MY "MONUMENT" TO HIS MEMORY
While in the Merchant Marines, my father had the letters "AGH" tattooed onto his right forearm. AGH stood for August Gregory Hyver. This decision was likely based on my father's way of remembering his own father, who died when my father was around six years old. In 2020, I wanted to show my father how much he meant to me while he was still alive, so I designed my own AGH lettering and had it tattooed onto the same location of my right forearm. Of course, as a Jr, the AGH meant even more, as I was my father's namesake. I showed it to my father around that same time and told him that it was my tribute to him. I didn't receive the reaction that I thought I would. My father just changed the subject, which disappointed me more than I'm willing to admit. It was only upon later reflection that I could understand why--my father wasn't a guy who needed praise heaped upon him. His validation came from his accomplishments, not from the flattery. I think I embarrassed my father when I showed him my tribute. In my father's world, tributes are given after a person expires.

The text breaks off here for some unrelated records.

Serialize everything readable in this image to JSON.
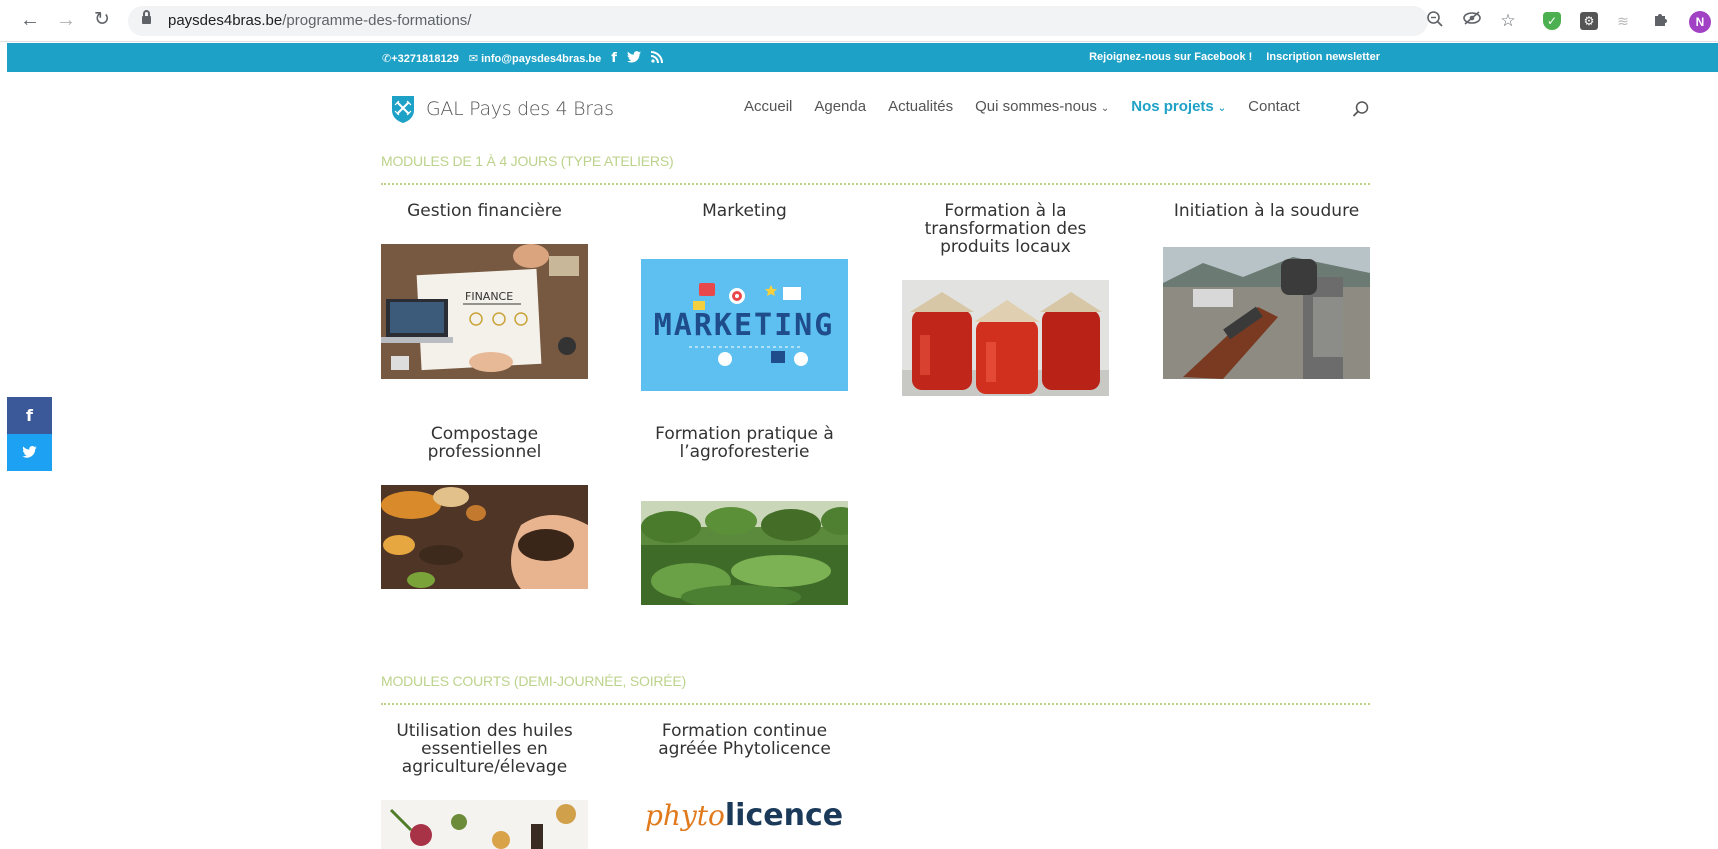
{
  "browser": {
    "url_host": "paysdes4bras.be",
    "url_path": "/programme-des-formations/",
    "profile_initial": "N"
  },
  "topbar": {
    "phone": "+3271818129",
    "email": "info@paysdes4bras.be",
    "facebook_link": "Rejoignez-nous sur Facebook !",
    "newsletter_link": "Inscription newsletter",
    "bar_color": "#1ea1c6"
  },
  "header": {
    "logo_text": "GAL Pays des 4 Bras",
    "menu": {
      "accueil": "Accueil",
      "agenda": "Agenda",
      "actualites": "Actualités",
      "qui": "Qui sommes-nous",
      "projets": "Nos projets",
      "contact": "Contact"
    },
    "accent_color": "#1ea1c6"
  },
  "sections": [
    {
      "title": "MODULES DE 1 À 4 JOURS (TYPE ATELIERS)",
      "cards": [
        {
          "title": "Gestion financière",
          "image": "finance-desk-photo",
          "image_text": "FINANCE"
        },
        {
          "title": "Marketing",
          "image": "marketing-illustration",
          "image_text": "MARKETING"
        },
        {
          "title": "Formation à la transformation des produits locaux",
          "image": "tomato-jars-photo"
        },
        {
          "title": "Initiation à la soudure",
          "image": "welding-photo"
        },
        {
          "title": "Compostage professionnel",
          "image": "compost-hands-photo"
        },
        {
          "title": "Formation pratique à l’agroforesterie",
          "image": "agroforestry-field-photo"
        }
      ]
    },
    {
      "title": "MODULES COURTS (DEMI-JOURNÉE, SOIRÉE)",
      "cards": [
        {
          "title": "Utilisation des huiles essentielles en agriculture/élevage",
          "image": "essential-oils-photo"
        },
        {
          "title": "Formation continue agréée Phytolicence",
          "image": "phytolicence-logo",
          "logo_part1": "phyto",
          "logo_part2": "licence"
        }
      ]
    }
  ],
  "share": {
    "facebook": "f",
    "twitter": "twitter-bird-icon"
  },
  "colors": {
    "section_title": "#bcd38c",
    "facebook": "#3b5998",
    "twitter": "#1da1f2"
  }
}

The photo on the left shows both of our tattoos at the time of my father's death. I couldn't get this image out of my mind as the days passed and wanted to somehow preserve it for the remainder of my life. So a few days later, I came up with a new design that integrated both of our tattoos into a hybrid and, the following day, had True Art Tattoo in Santa Cruz ink the additional A and H (in red) over and under my existing AGH. The final result can be seen in the photo on the right. The tattoo has several meanings to me. First, it's shaped like a cross that points up to heaven. Second, it's shaped like a person with his arms spread apart as if to welcome me back to him. Third, the vertical portion is shaped like a missile aimed into space, as my father spent his career at Lockheed Missles and Space, where he worked in the Polaris and Trident programs (submarine launched ballistic missiles) in his early years. Finally, the color red symbolizes both our blood relationship and the love I have for my father. I could never match my father in his accomplishments, but I could certainly love, honor and respect this man beyond mortal words.
Well, dad, I must bid you farewell now. It is so difficult to let you go, but I hope you have found a wonderful, new place to be--a place where we will all reunite with you again one day. In honor of this, I'll leave you with a song from a fellow New Orleans native (born 1901) who you may know and appreciate, and to help us all reminisce about your amazing life.
I was honored to be your son. Take care of yourself and I'll see you soon.
I love you, dad.